Stargate Atlantis

5th series.
I discovered from wikipedia that this was the final series of Atlantis, a fact which explained why the last episode saw our heroes defeat the supersized hive ship. The series seems to have run out of ideas. It was hard not to watch one episode without recalling one like it on SG1. The same kind of storyline in nearly every episode – if anything can go wrong, it will at the worst possible moment only for it to be solved under the least probable circumstances – was tired long before Atlantis saw the light of day.
Amanda Tapping departed from the series to be replaced by Robert Picardo and Jewel Staite, who’d previously been a recurring character, got promoted.
It could’ve been worse. SGA might’ve limped on, as ST:Voyager and Enterprise did, well beyond its use-by date. Apparently there’s going to be a straight-to-DVD movie sometime and some new series, Stargate Universe, is slipping down the launch ramp. According to incidental information in wikipedia, that will be about the Destiny, a city-sized vessel puttering around the universe. Sounds like Space 1999 all over again.

Sophie’s World

By Jostein Gaarder.

Sophie’s World is a cunningly disguised introduction to philosophy [Er, it does say ‘An adventure in philosophy’ on the cover. –ed.] into which is woven the story of Sophie Amundsen and her philosophy teacher Alberto Knox, and Hilde Møller Knag and her father, Albert Knag, who is a major serving with the UN in Lebanon.

The opening conceit is that Sophie is being sent a history of philosophy before she finally meets Alberto Knox in person. But there are numerous references to the mysterious Hilde until the truth is revealed: Sophie and Alberto are characters in a book being written by Hilde’s father from which Alberto plans to escape with a little help from Hilde herself. (Just to be ironic, Sophie and Alberto speculate that Hilde and her father might also be characters in a book.)

But the content of the book is a historical introduction to Western philosophy through which the novel part is woven. Unlike other periods, 20th century philosophy gets comparatively little treatment perhaps because most of the century suffered from the effects of 19th century philosophy. The reference to eco-philosophy and the pessimistic, Luddite views of someone called Arne Naess seem to be eclectic after which there’s just time to dismiss New Ageism as the porn of the philosophical world.

I’m not sure I liked being told that I’d snuggled deep down into the fur of a rabbit because Gaarder seems to have overlooked that we’re all philosophers in our own way. (Aren’t opinions a form of philosophy?) It’s just that unlike the pros, most people never try to establish their philosophy as a coherent code. Besides, children, having fewer responsibilities and being more ignorant, can afford to wonder about the world. Adults have to get on with their lives and be responsible. In theory.
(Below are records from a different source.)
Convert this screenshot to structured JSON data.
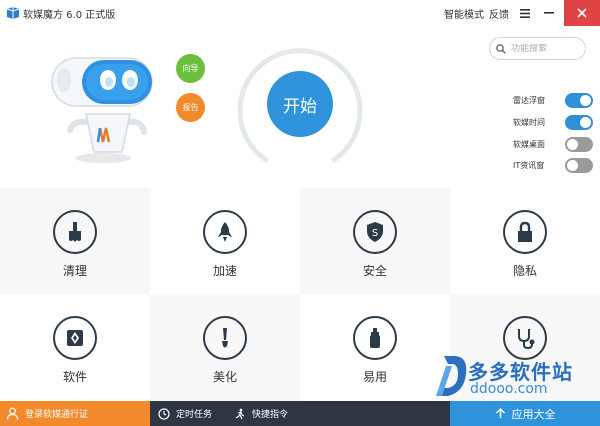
{
  "window": {
    "title": "软媒魔方 6.0 正式版",
    "smart_mode": "智能模式",
    "feedback": "反馈"
  },
  "search": {
    "placeholder": "功能搜索"
  },
  "side_buttons": {
    "guide": "向导",
    "report": "报告"
  },
  "start_button": "开始",
  "toggles": [
    {
      "label": "雷达浮窗",
      "on": true
    },
    {
      "label": "软媒时间",
      "on": true
    },
    {
      "label": "软媒桌面",
      "on": false
    },
    {
      "label": "IT资讯窗",
      "on": false
    }
  ],
  "tiles": [
    {
      "label": "清理",
      "icon": "brush-icon"
    },
    {
      "label": "加速",
      "icon": "rocket-icon"
    },
    {
      "label": "安全",
      "icon": "shield-icon"
    },
    {
      "label": "隐私",
      "icon": "lock-icon"
    },
    {
      "label": "软件",
      "icon": "aperture-icon"
    },
    {
      "label": "美化",
      "icon": "paintbrush-icon"
    },
    {
      "label": "易用",
      "icon": "bottle-icon"
    },
    {
      "label": "",
      "icon": "stethoscope-icon"
    }
  ],
  "bottom_bar": {
    "login": "登录软媒通行证",
    "timer": "定时任务",
    "shortcut": "快捷指令",
    "apps": "应用大全"
  },
  "watermark": {
    "cn": "多多软件站",
    "en": "ddooo.com"
  },
  "colors": {
    "accent_blue": "#2f93dc",
    "orange": "#f28a2c",
    "green": "#6cbf3c",
    "dark": "#2e3642",
    "close_red": "#e04343"
  }
}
For anyone who’s interested in learning about philosophy, Sophie’s World seems to be a reasonably good starting point especially if overt textbooks seem less approachable. The ideas in it seem reasonably well explained so that you’re not left trying to unpick the unpicked version of, say, Kant.

Oh frabjous day! Callooh! Callay!

He quoted in his joy.
I got word about mid morning that my suitcase had arrived at the airport. The contents were fine, but the suitcase was a little worse for wear. The side handle which had come away at one end when I put the case in the boot of my Dad’s car had completely gone. I assume that someone had tried to pick the case up by the handle and the other end had come out. The rear pocket was also torn away slightly. Unlike previous suitcases of this size, the internal superstructure has remained intact. If handles tend to come away, then the internal supports often get broken because of too much weight placed on them. Then again, the case would’ve been fairly resistant to crush damage because of all the stuff I had in it.
So I find myself replete to the point of having a surfeit of distractions.
And to celebrate the arrival of my suitcase, the day was warm and sunny. The blossoms are already coming out as well.
Meanwhile, I didn’t realise that the CCTV building which burnt down in Beijing had been bombarded with fireworks by the employees themselves. Anything to get out of work, it seems. (The episode would probably make a good script for a farce.)